*** Opening Supplied material ***

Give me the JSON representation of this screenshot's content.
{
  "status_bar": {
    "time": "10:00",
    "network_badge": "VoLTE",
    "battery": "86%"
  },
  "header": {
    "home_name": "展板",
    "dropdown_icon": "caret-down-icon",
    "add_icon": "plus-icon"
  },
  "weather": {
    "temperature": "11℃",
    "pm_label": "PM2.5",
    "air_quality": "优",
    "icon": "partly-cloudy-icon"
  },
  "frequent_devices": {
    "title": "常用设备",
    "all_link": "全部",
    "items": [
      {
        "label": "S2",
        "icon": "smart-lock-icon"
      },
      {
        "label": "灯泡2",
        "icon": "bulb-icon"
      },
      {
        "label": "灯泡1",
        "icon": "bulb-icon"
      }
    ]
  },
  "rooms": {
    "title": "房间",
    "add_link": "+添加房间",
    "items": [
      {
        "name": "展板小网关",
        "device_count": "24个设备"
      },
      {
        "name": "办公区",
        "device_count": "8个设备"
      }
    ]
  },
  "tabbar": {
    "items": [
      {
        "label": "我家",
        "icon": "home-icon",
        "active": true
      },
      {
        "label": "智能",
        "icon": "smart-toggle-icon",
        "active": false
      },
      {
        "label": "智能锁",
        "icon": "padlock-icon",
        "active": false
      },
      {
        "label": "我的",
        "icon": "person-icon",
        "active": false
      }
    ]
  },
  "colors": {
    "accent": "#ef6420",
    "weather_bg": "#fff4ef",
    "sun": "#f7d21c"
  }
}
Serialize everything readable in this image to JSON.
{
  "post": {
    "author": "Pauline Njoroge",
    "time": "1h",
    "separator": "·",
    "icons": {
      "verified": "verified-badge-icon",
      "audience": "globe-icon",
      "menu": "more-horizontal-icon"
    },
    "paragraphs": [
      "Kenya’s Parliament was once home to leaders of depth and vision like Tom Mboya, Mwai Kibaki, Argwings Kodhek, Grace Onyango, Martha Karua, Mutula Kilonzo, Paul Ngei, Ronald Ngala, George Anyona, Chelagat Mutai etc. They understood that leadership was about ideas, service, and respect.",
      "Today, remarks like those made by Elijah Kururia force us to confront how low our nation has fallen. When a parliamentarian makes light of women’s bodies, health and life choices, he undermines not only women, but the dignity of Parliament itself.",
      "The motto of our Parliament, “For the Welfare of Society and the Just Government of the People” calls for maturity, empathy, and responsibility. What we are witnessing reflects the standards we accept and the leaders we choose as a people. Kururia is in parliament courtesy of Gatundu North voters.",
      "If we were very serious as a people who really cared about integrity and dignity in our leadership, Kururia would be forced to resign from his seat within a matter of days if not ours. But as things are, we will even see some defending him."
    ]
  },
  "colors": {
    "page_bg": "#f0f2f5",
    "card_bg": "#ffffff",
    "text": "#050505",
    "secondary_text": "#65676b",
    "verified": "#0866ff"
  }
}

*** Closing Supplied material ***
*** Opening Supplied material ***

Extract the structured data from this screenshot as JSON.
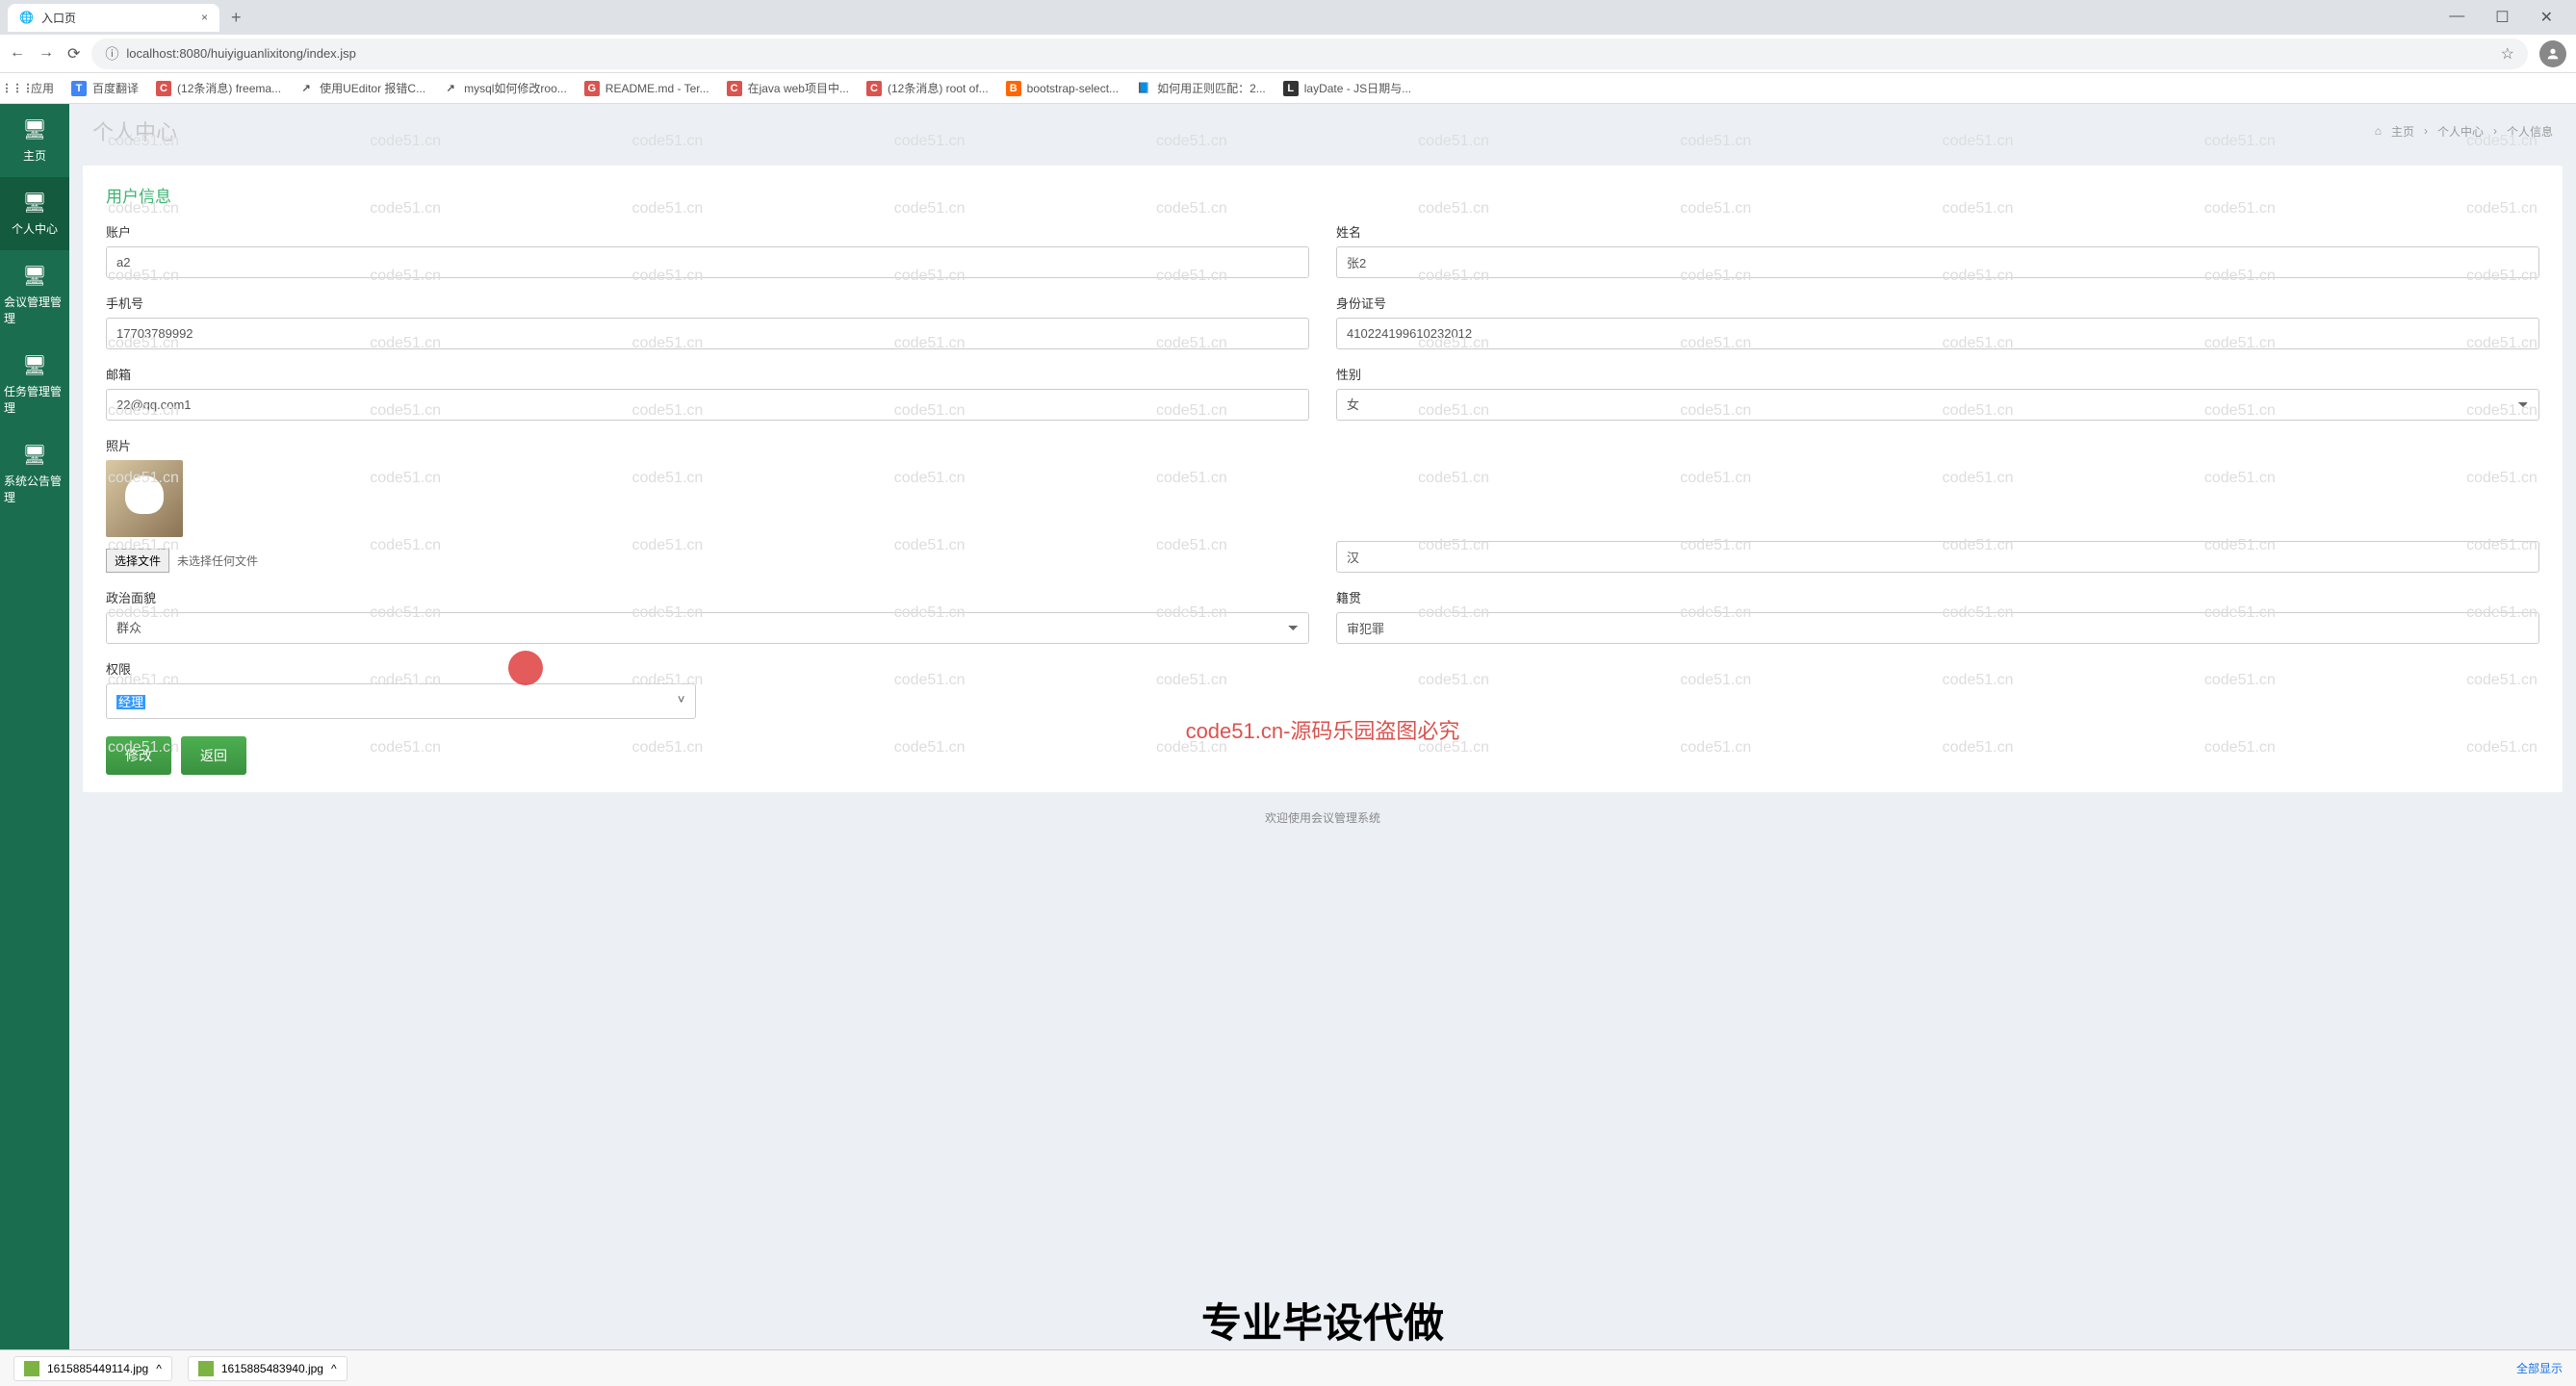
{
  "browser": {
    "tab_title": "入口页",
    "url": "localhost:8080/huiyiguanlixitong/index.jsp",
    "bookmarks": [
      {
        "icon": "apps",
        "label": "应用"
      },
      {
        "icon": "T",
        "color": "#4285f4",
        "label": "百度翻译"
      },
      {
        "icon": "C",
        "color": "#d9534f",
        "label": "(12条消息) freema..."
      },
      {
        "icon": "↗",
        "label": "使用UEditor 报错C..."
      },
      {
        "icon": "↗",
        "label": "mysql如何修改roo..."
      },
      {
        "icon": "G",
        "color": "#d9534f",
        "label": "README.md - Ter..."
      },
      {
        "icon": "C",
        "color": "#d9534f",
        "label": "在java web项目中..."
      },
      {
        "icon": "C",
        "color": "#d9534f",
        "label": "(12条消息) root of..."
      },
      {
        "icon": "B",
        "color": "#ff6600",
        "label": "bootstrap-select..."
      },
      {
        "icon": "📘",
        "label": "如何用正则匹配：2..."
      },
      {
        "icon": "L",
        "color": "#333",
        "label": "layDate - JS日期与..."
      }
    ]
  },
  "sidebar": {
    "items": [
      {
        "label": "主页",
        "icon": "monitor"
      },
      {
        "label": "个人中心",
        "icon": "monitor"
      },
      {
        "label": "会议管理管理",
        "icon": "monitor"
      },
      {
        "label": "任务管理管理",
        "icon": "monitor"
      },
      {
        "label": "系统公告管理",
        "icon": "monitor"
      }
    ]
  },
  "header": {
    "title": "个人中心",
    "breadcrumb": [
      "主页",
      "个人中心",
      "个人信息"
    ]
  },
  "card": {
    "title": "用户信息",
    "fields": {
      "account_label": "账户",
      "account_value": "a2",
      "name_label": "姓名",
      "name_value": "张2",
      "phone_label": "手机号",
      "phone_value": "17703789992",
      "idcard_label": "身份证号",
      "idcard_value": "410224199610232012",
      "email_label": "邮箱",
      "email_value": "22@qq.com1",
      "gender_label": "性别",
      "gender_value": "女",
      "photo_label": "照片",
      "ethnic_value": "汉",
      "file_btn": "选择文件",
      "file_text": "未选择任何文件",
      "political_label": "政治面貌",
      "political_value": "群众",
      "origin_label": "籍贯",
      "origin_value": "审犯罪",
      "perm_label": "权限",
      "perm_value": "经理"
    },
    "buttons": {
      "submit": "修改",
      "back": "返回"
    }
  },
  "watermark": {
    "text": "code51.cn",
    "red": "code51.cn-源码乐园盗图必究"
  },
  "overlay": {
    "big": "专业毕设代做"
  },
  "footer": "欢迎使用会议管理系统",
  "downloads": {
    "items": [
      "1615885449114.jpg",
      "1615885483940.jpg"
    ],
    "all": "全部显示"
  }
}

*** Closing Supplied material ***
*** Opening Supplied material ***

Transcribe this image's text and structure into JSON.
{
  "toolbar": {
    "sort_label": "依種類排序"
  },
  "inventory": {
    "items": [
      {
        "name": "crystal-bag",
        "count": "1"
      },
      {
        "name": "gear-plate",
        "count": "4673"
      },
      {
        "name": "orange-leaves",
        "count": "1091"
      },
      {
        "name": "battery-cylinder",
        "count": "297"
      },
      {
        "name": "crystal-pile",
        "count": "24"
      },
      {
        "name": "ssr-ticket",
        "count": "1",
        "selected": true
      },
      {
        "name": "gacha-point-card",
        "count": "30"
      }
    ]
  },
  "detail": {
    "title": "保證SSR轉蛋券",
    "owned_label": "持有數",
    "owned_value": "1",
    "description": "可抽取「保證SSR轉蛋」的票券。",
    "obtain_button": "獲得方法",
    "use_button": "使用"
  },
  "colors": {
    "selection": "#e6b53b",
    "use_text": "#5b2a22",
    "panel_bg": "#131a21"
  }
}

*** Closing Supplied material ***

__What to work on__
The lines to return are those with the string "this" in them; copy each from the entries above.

__Output of the task__
Give me the JSON representation of this screenshot's content.
Serialize everything readable in this image to JSON.
Extract the structured data from this screenshot as JSON.
Transcribe this image's text and structure into JSON.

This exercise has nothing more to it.